The Cape Mesurrado Lions Club on Saturday, December 18, 2010 turned over the renovated dormitory of CAB at the National Resource Center for the Blind.

Former Monrovia City Mayor, Ophelia Huff Saytomah, cut the ribbon to the building and made remarks. She said that CAB's President Mr. Beyan Kota should honestly consider running for the 2011 national elections, because disabled people need a voice in parliament. She praised him for the level of work done and informed him that he should continue his good works.

For his part, Mr. Kota said that the institution was grateful for the renovation done to the boy's dormitory, but there was more that was needed to be done as there exists other projects at the Center.

The President of the Club Dickson Doe said the renovation cost about 10,000.00 USD and explained that Lionism is about service to humanity and society and as such the club had to step in having seen the deplorable state of the building before the renovation.

Lions Club was also instrumental in finding a solution to the erosion problem facing CAB. She liaised with the Ministry of Public Works to ensure that trucks of dirt were brought to the site to fill up to huge hole.  

Thanks to the Cape Mesurrado Lions Club for this great support to CAB.






We wish to extend our heartfelt thanks and sincere appreciation to God, first of all for His goodness and bountiful blessings through the year.
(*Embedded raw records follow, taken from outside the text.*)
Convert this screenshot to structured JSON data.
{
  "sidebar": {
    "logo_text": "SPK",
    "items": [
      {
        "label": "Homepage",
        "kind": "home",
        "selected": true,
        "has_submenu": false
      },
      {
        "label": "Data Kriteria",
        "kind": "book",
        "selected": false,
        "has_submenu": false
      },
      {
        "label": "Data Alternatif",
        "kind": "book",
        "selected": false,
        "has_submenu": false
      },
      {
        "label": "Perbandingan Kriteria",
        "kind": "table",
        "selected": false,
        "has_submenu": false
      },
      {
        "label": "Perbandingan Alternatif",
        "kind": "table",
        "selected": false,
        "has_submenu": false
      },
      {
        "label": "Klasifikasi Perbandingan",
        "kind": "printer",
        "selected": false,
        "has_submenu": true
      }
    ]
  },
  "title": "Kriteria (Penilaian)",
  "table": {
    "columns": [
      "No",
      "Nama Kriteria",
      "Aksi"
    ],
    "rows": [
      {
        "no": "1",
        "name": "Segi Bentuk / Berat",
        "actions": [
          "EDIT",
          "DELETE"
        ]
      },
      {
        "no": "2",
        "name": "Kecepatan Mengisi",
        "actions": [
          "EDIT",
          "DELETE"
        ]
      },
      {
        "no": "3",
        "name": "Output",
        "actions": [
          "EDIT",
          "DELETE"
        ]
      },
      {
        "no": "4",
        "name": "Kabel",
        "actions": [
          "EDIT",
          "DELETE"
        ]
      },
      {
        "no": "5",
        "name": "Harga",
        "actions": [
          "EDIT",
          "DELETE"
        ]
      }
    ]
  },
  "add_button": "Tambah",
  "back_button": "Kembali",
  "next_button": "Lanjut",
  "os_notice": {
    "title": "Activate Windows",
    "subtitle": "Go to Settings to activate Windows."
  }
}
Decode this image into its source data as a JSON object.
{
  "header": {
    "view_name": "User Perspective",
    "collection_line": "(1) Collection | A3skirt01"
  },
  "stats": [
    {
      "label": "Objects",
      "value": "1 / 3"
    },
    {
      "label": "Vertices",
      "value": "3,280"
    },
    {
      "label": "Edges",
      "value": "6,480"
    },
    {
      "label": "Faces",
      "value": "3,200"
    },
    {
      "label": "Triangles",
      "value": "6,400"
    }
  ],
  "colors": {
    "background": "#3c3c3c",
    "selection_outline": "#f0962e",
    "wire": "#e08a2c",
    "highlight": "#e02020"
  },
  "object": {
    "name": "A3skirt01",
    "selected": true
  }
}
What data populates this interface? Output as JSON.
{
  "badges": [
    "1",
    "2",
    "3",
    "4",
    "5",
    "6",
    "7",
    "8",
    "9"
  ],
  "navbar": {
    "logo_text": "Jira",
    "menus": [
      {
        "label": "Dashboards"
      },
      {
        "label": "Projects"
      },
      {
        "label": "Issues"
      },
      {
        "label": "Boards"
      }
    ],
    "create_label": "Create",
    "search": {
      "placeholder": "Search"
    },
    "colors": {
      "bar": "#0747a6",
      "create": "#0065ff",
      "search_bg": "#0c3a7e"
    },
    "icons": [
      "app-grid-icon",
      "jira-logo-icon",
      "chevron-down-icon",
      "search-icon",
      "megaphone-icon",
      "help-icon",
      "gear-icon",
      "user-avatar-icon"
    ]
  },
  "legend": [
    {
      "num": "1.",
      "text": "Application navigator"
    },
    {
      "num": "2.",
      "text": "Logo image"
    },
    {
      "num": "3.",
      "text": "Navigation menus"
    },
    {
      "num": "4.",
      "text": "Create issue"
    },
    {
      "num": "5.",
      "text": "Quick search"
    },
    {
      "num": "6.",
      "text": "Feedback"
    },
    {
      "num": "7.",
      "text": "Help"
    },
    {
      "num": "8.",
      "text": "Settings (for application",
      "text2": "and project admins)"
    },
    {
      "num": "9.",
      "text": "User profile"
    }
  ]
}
Our commendation is also paid to Her Excellency Madam Ellen Johnson Sirleaf, President of the Republic of Liberia, the United Nations Development Program (UNDP), the National Commission on Disabilities, the African Union of the Blind (AFUB), Mr. Guillermo Aguirre and his wife who have supported CAB's program. CAB also lauds the National Social Security and Welfare Corporation under the management of Mr. Francis Karbah for providing internet connectivity service to CAB,  which has ensured that we have full access to the internet.


The National Commission on Disabilities in Liberia under its institutional support program made financial contribution to CAB, paid two of its employees and provided five security personnel at the Resource Center, who are currently in charge of the maintenance and security of the facilities.


The Association also wishes to acknowledge the extra financial contribution of some of its members in persons of Mr. Robert K. Williams, who currently serves as Acting Executive Director of the National Commission on Disabilities (NCD), Mr. James Williams, Mr. Beyan G. Kota and Mrs. Fatu C. Kota for undertaking the payment of some the employees and support staff of the Association.


Special thanks is extended to our teachers at the National Resource Institute for the Blind, our hard working support staff including our cooks, drivers, securities and janitors for their level of commitment to serving humanity.    


We also extend thanks to Mrs. Linda Thomas-Greenfield, US Ambassador accredited to Liberia and the United States Aid for International Development (USAID) for approving a 75,000.0 US project which will ensure that the blind have access to print materials for their social integration.